Knowing that the next phase change for the water, transitioning from a liquid to a gas, would take a few minutes, I asked my kids if they wanted to watch an episode of Tom and Jerry on while we waited. Of course they were interested in taking a break for their favorite show.
Is the Television Watching Us?
We wandered into the living room and sat down on the couch to watch a few minutes of cartoons. What happened next was, to put it mildly, peculiar. When I turned on the television, a show was on that we havenÃ¢â‚¬â„¢t watched for at least a year: Are You Smarter Than a 5th Grader. The question being considered was this: Ã¢â‚¬Å“By definition, when water evaporates, it becomes which of the following?Ã¢â‚¬Â I quickly got my wifeÃ¢â‚¬â„¢s attention and told her, Ã¢â‚¬Å“Look what question theyÃ¢â‚¬â„¢re asking!Ã¢â‚¬Â I asked the question to my little girl, who blurted out, Ã¢â‚¬Å“It becomes a gas!Ã¢â‚¬Â Of course, we were right in the middle of discussing that very subject. It seemed like we could expect candid camera guy to jump out and explain that the whole sequence had been orchestrated.
As I thought about the situation, I wondered, Ã¢â‚¬Å“What are the chances everything that led up to this coincidence could have been strung together without some sort of intelligent interference?Ã¢â‚¬Â I took some stats classes in college, but it would take me some time to figure out the probability of those events being brought together in such a unique way: the Valentines candlelight dinner, a discussion of material phases at the dinner table, the ensuing experiment with water, and the break to wait for water to boil. My initial observation leads me to think that, as in more instances than we could ever be cognizant of, something else was at play, something beyond our capability of understanding. If anyone knows how to run the numbers on this situation to disprove my theory or to validate it, IÃ¢â‚¬â„¢d be interested in seeing the calculations.

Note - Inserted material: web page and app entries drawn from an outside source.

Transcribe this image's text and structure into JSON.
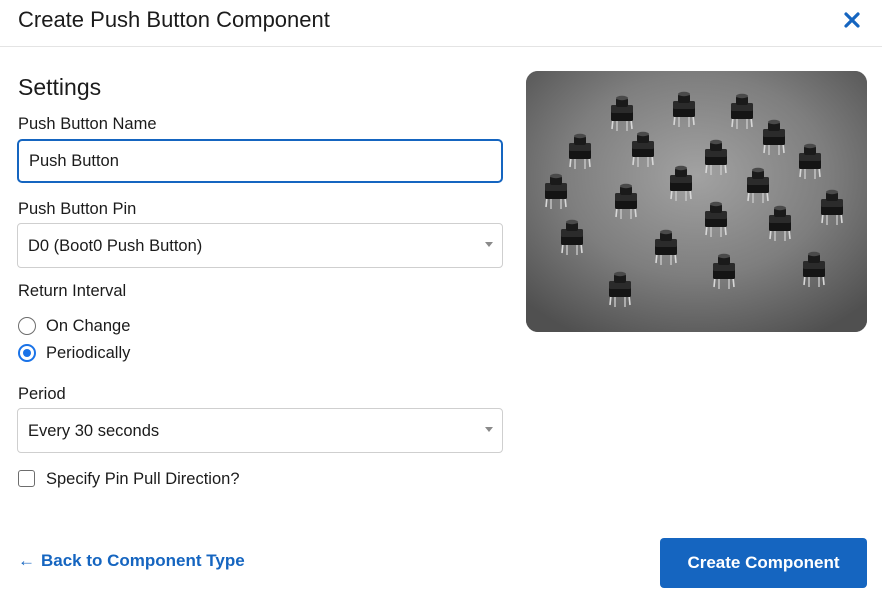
{
  "modal": {
    "title": "Create Push Button Component",
    "close_icon": "close-icon"
  },
  "settings": {
    "heading": "Settings",
    "name_label": "Push Button Name",
    "name_value": "Push Button",
    "pin_label": "Push Button Pin",
    "pin_value": "D0 (Boot0 Push Button)",
    "return_interval_label": "Return Interval",
    "return_options": [
      {
        "label": "On Change",
        "checked": false
      },
      {
        "label": "Periodically",
        "checked": true
      }
    ],
    "period_label": "Period",
    "period_value": "Every 30 seconds",
    "pull_direction_label": "Specify Pin Pull Direction?",
    "pull_direction_checked": false
  },
  "footer": {
    "back_label": "Back to Component Type",
    "back_icon": "arrow-left-icon",
    "create_label": "Create Component"
  },
  "colors": {
    "accent": "#1565c0",
    "radio_accent": "#1a73e8"
  }
}
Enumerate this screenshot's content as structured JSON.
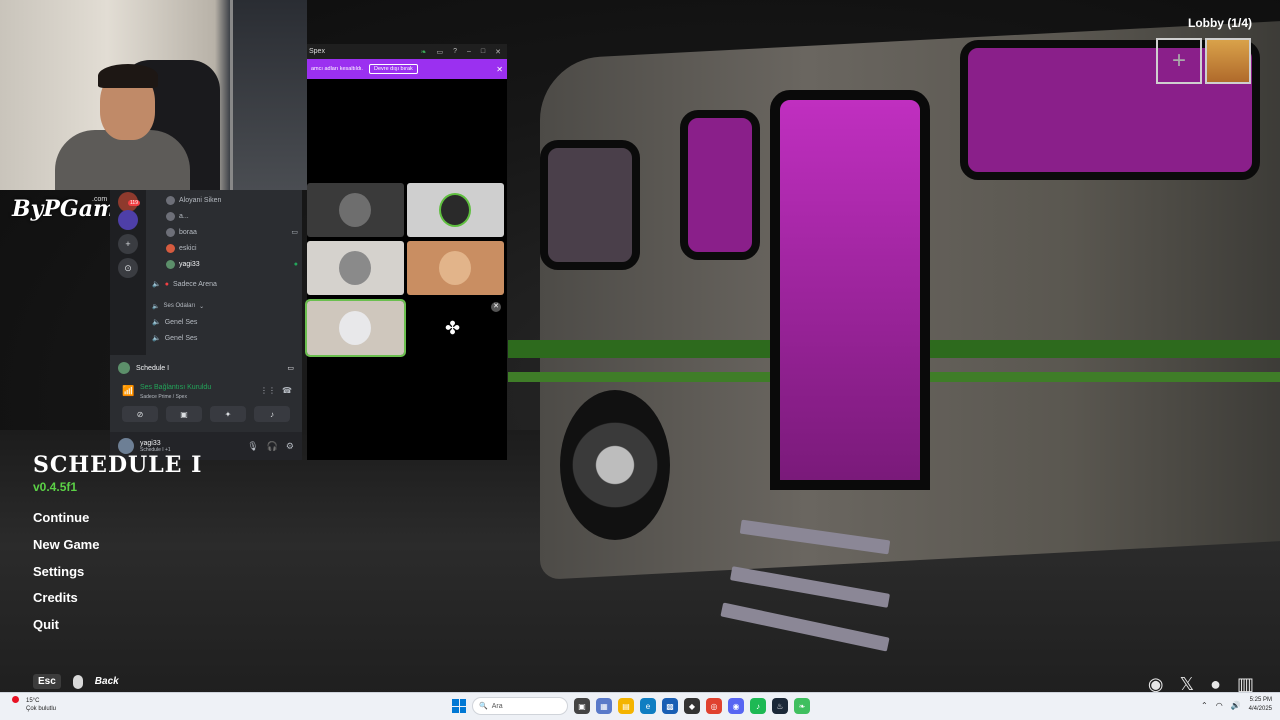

This article was originally posted on the Parenting blog at MayleesBoutique.com, a boutique store for LDS blessing dresses and boys tuxedos.